*WORK TO COMPLETE*. Only the text should be kept: print every entry below exactly and leave each image out.

*DATA SHOWN*.
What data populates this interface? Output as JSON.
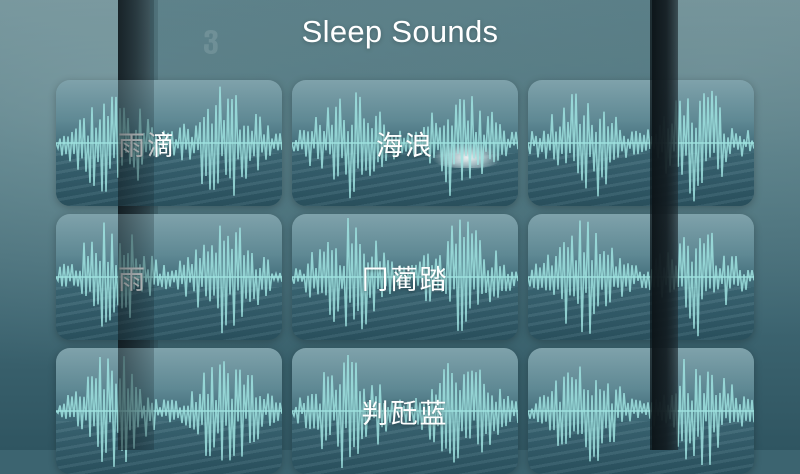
{
  "app": {
    "title": "Sleep Sounds"
  },
  "icons": {
    "app_icon": "app-logo-icon"
  },
  "accent": "#9fe3e0",
  "tiles": [
    {
      "label": "雨滴"
    },
    {
      "label": "海浪"
    },
    {
      "label": ""
    },
    {
      "label": "雨"
    },
    {
      "label": "冂蔺踏"
    },
    {
      "label": ""
    },
    {
      "label": ""
    },
    {
      "label": "判瓩蓝"
    },
    {
      "label": ""
    }
  ]
}
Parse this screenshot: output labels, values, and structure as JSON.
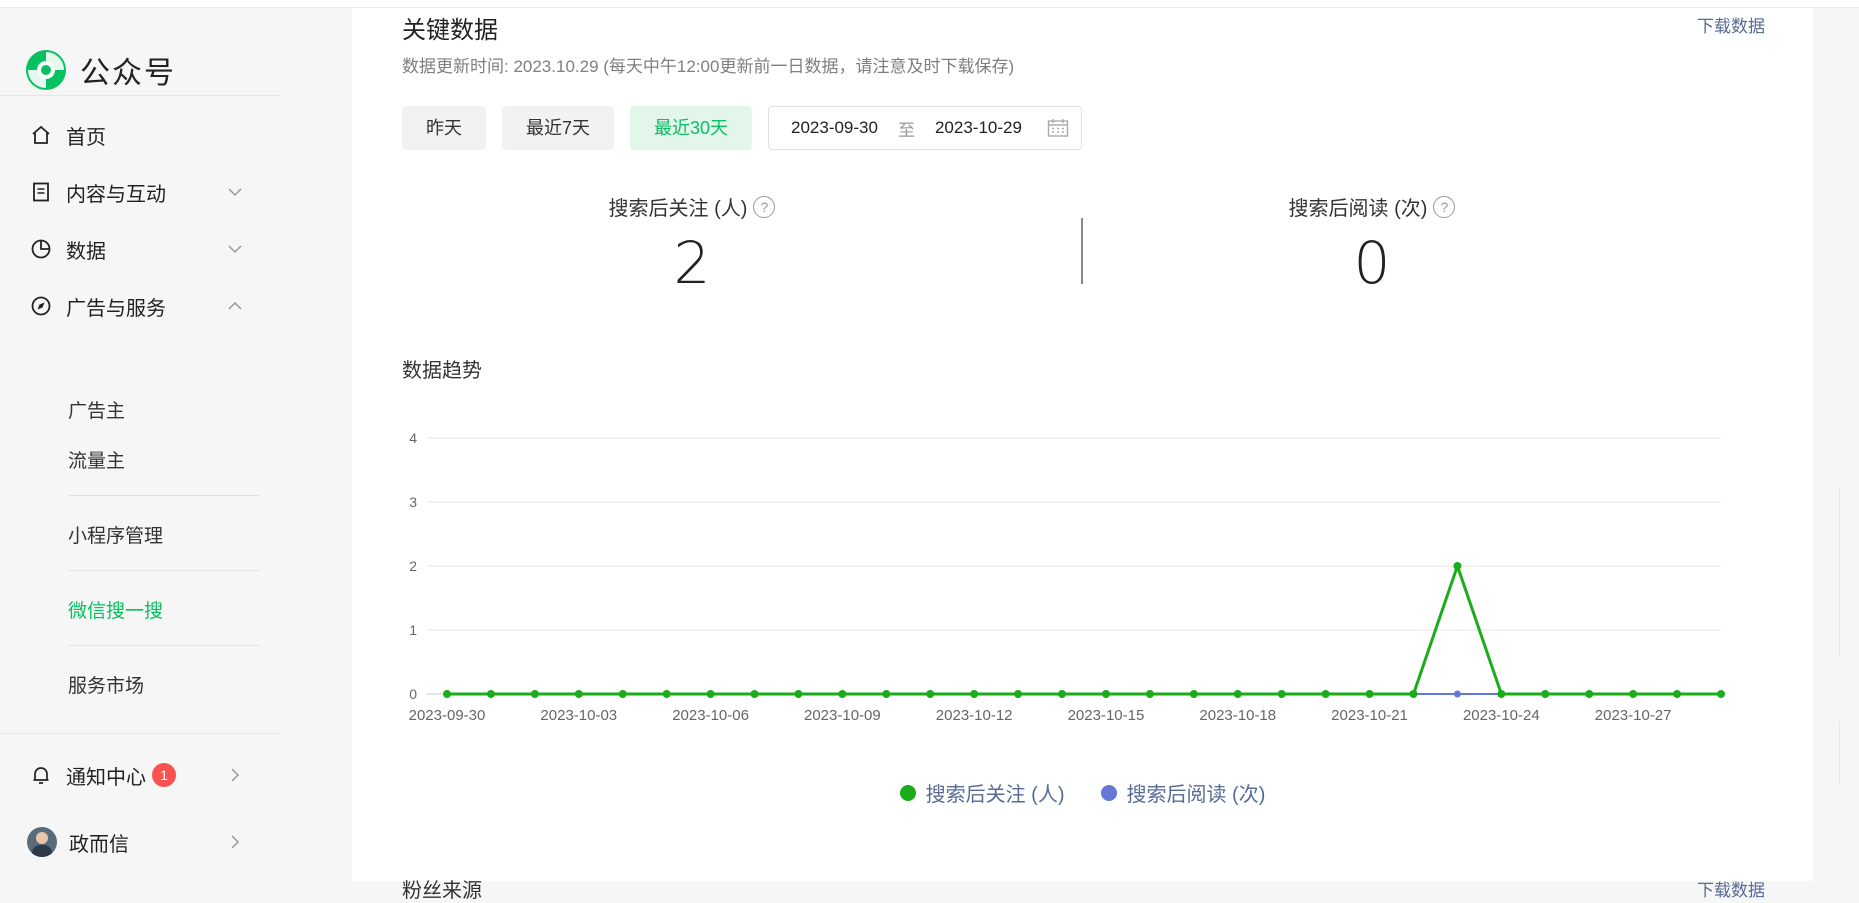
{
  "app": {
    "name": "公众号"
  },
  "sidebar": {
    "home": "首页",
    "content": "内容与互动",
    "data": "数据",
    "ads": "广告与服务",
    "ads_sub": [
      "广告主",
      "流量主"
    ],
    "miniprogram": "小程序管理",
    "search": "微信搜一搜",
    "market": "服务市场",
    "notify": "通知中心",
    "notify_count": "1",
    "account": "政而信"
  },
  "main": {
    "title": "关键数据",
    "download": "下载数据",
    "update_note": "数据更新时间: 2023.10.29  (每天中午12:00更新前一日数据，请注意及时下载保存)",
    "filters": [
      "昨天",
      "最近7天",
      "最近30天"
    ],
    "active_filter": "最近30天",
    "date_start": "2023-09-30",
    "date_to": "至",
    "date_end": "2023-10-29",
    "kpis": [
      {
        "label": "搜索后关注 (人)",
        "value": "2"
      },
      {
        "label": "搜索后阅读 (次)",
        "value": "0"
      }
    ],
    "trend_title": "数据趋势",
    "next_title": "粉丝来源",
    "next_link": "下载数据"
  },
  "colors": {
    "green": "#07c160",
    "series_follow": "#1aad19",
    "series_read": "#6478d9",
    "link": "#576b95"
  },
  "chart_data": {
    "type": "line",
    "x": [
      "2023-09-30",
      "2023-10-01",
      "2023-10-02",
      "2023-10-03",
      "2023-10-04",
      "2023-10-05",
      "2023-10-06",
      "2023-10-07",
      "2023-10-08",
      "2023-10-09",
      "2023-10-10",
      "2023-10-11",
      "2023-10-12",
      "2023-10-13",
      "2023-10-14",
      "2023-10-15",
      "2023-10-16",
      "2023-10-17",
      "2023-10-18",
      "2023-10-19",
      "2023-10-20",
      "2023-10-21",
      "2023-10-22",
      "2023-10-23",
      "2023-10-24",
      "2023-10-25",
      "2023-10-26",
      "2023-10-27",
      "2023-10-28",
      "2023-10-29"
    ],
    "xticks": [
      "2023-09-30",
      "2023-10-03",
      "2023-10-06",
      "2023-10-09",
      "2023-10-12",
      "2023-10-15",
      "2023-10-18",
      "2023-10-21",
      "2023-10-24",
      "2023-10-27"
    ],
    "yticks": [
      "0",
      "1",
      "2",
      "3",
      "4"
    ],
    "ylim": [
      0,
      4
    ],
    "grid": true,
    "legend": "bottom-center",
    "series": [
      {
        "name": "搜索后关注 (人)",
        "values": [
          0,
          0,
          0,
          0,
          0,
          0,
          0,
          0,
          0,
          0,
          0,
          0,
          0,
          0,
          0,
          0,
          0,
          0,
          0,
          0,
          0,
          0,
          0,
          2,
          0,
          0,
          0,
          0,
          0,
          0
        ]
      },
      {
        "name": "搜索后阅读 (次)",
        "values": [
          0,
          0,
          0,
          0,
          0,
          0,
          0,
          0,
          0,
          0,
          0,
          0,
          0,
          0,
          0,
          0,
          0,
          0,
          0,
          0,
          0,
          0,
          0,
          0,
          0,
          0,
          0,
          0,
          0,
          0
        ]
      }
    ]
  }
}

*ANSWER BOX*.
What data populates this interface? Output as JSON.
{
  "app": {
    "title": "Sleep Sounds"
  },
  "icons": {
    "app_icon": "app-logo-icon"
  },
  "accent": "#9fe3e0",
  "tiles": [
    {
      "label": "雨滴"
    },
    {
      "label": "海浪"
    },
    {
      "label": ""
    },
    {
      "label": "雨"
    },
    {
      "label": "冂蔺踏"
    },
    {
      "label": ""
    },
    {
      "label": ""
    },
    {
      "label": "判瓩蓝"
    },
    {
      "label": ""
    }
  ]
}
Parse this screenshot: output labels, values, and structure as JSON.
{
  "app": {
    "name": "公众号"
  },
  "sidebar": {
    "home": "首页",
    "content": "内容与互动",
    "data": "数据",
    "ads": "广告与服务",
    "ads_sub": [
      "广告主",
      "流量主"
    ],
    "miniprogram": "小程序管理",
    "search": "微信搜一搜",
    "market": "服务市场",
    "notify": "通知中心",
    "notify_count": "1",
    "account": "政而信"
  },
  "main": {
    "title": "关键数据",
    "download": "下载数据",
    "update_note": "数据更新时间: 2023.10.29  (每天中午12:00更新前一日数据，请注意及时下载保存)",
    "filters": [
      "昨天",
      "最近7天",
      "最近30天"
    ],
    "active_filter": "最近30天",
    "date_start": "2023-09-30",
    "date_to": "至",
    "date_end": "2023-10-29",
    "kpis": [
      {
        "label": "搜索后关注 (人)",
        "value": "2"
      },
      {
        "label": "搜索后阅读 (次)",
        "value": "0"
      }
    ],
    "trend_title": "数据趋势",
    "next_title": "粉丝来源",
    "next_link": "下载数据"
  },
  "colors": {
    "green": "#07c160",
    "series_follow": "#1aad19",
    "series_read": "#6478d9",
    "link": "#576b95"
  },
  "chart_data": {
    "type": "line",
    "x": [
      "2023-09-30",
      "2023-10-01",
      "2023-10-02",
      "2023-10-03",
      "2023-10-04",
      "2023-10-05",
      "2023-10-06",
      "2023-10-07",
      "2023-10-08",
      "2023-10-09",
      "2023-10-10",
      "2023-10-11",
      "2023-10-12",
      "2023-10-13",
      "2023-10-14",
      "2023-10-15",
      "2023-10-16",
      "2023-10-17",
      "2023-10-18",
      "2023-10-19",
      "2023-10-20",
      "2023-10-21",
      "2023-10-22",
      "2023-10-23",
      "2023-10-24",
      "2023-10-25",
      "2023-10-26",
      "2023-10-27",
      "2023-10-28",
      "2023-10-29"
    ],
    "xticks": [
      "2023-09-30",
      "2023-10-03",
      "2023-10-06",
      "2023-10-09",
      "2023-10-12",
      "2023-10-15",
      "2023-10-18",
      "2023-10-21",
      "2023-10-24",
      "2023-10-27"
    ],
    "yticks": [
      "0",
      "1",
      "2",
      "3",
      "4"
    ],
    "ylim": [
      0,
      4
    ],
    "grid": true,
    "legend": "bottom-center",
    "series": [
      {
        "name": "搜索后关注 (人)",
        "values": [
          0,
          0,
          0,
          0,
          0,
          0,
          0,
          0,
          0,
          0,
          0,
          0,
          0,
          0,
          0,
          0,
          0,
          0,
          0,
          0,
          0,
          0,
          0,
          2,
          0,
          0,
          0,
          0,
          0,
          0
        ]
      },
      {
        "name": "搜索后阅读 (次)",
        "values": [
          0,
          0,
          0,
          0,
          0,
          0,
          0,
          0,
          0,
          0,
          0,
          0,
          0,
          0,
          0,
          0,
          0,
          0,
          0,
          0,
          0,
          0,
          0,
          0,
          0,
          0,
          0,
          0,
          0,
          0
        ]
      }
    ]
  }
}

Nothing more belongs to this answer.